The first thing you should do is contact your veterinarian. Each type of wound necessitates a unique set of first-aid procedures. Your veterinarian will be able to tell you exactly what steps to take and give you specific first-aid advice.
Here are the first steps you should take if your cat is wounded:
Contact Your Veterinarian
Get in touch with your veterinarian as soon as you notice any injuries on your cat. Depending on the kind of wound your cat has and the degree of bleeding, they will advise you on the best course of action. It is imperative that you pay close attention to these directions.
Assess the Wound For Signs of Infection
An infection may already be present if your cat's wound is older.

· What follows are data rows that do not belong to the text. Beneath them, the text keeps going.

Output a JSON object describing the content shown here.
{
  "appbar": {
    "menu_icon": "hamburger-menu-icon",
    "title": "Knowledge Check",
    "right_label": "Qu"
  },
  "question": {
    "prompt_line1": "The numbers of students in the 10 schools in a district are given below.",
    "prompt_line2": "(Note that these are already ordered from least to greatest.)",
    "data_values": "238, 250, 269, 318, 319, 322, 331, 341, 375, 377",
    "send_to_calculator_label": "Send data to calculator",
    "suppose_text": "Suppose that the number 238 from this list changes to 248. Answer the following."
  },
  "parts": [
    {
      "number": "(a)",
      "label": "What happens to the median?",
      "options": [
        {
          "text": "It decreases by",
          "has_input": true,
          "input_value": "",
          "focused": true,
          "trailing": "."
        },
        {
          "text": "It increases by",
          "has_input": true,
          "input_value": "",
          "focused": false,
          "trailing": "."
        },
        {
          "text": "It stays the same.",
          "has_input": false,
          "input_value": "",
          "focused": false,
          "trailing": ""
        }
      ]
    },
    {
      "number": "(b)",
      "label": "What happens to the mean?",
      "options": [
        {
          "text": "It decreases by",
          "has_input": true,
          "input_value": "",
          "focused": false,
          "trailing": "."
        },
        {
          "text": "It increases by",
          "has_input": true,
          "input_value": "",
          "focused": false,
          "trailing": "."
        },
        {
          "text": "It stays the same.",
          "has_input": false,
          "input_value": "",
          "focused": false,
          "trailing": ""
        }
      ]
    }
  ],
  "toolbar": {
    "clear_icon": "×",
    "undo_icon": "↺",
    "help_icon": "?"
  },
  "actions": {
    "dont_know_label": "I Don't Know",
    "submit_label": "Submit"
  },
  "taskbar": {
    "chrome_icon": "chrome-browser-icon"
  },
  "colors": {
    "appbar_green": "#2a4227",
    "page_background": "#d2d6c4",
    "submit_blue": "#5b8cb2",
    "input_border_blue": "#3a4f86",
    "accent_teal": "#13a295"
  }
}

Infection symptoms include pus discharge, behavioral changes, fever, noticeable pain or discomfort, and abscess. Take your cat to the veterinarian as soon as you see symptoms of infection so they can receive treatment, which may include antibiotics.
Determine the Severity of the Wound
If you didn't spot any signs of an infection, your kitty's wound is most likely fresh. It should be easy to determine the severity of the wound just by looking at it. If a cast, stitches, or surgery is required you need to call your vet or bring your cat to the nearest emergency vet immediately.
Manage the Bleeding
If your cat has a small cut, use clean cloth or sterile gauze to apply direct pressure to the wound in order to stop the bleeding. The formation of a blood clot can occur within 10 to 15 minutes, contingent upon the extent and positioning of the injury. If a clot forms improperly, you should immediately take your cat to an emergency veterinarian.
If possible you can also try to help slow down the bleeding by raising the limb to the level of the heart.
When to Take Your Cat to the Vet
If there are signs of infection, severe bleeding, broken limbs, fever, or other severe damage like the examples listed above you should take your cat to the vet as quickly as possible.
If you are uncertain if a veterinary visit is necessary, call your veterinarian who will inform you if your cat's injury needs to be addressed by a veterinarian.
Note: The advice provided in this post is intended for informational purposes and does not constitute medical advice regarding pets. For an accurate diagnosis of your pet's condition, please make an appointment with your vet.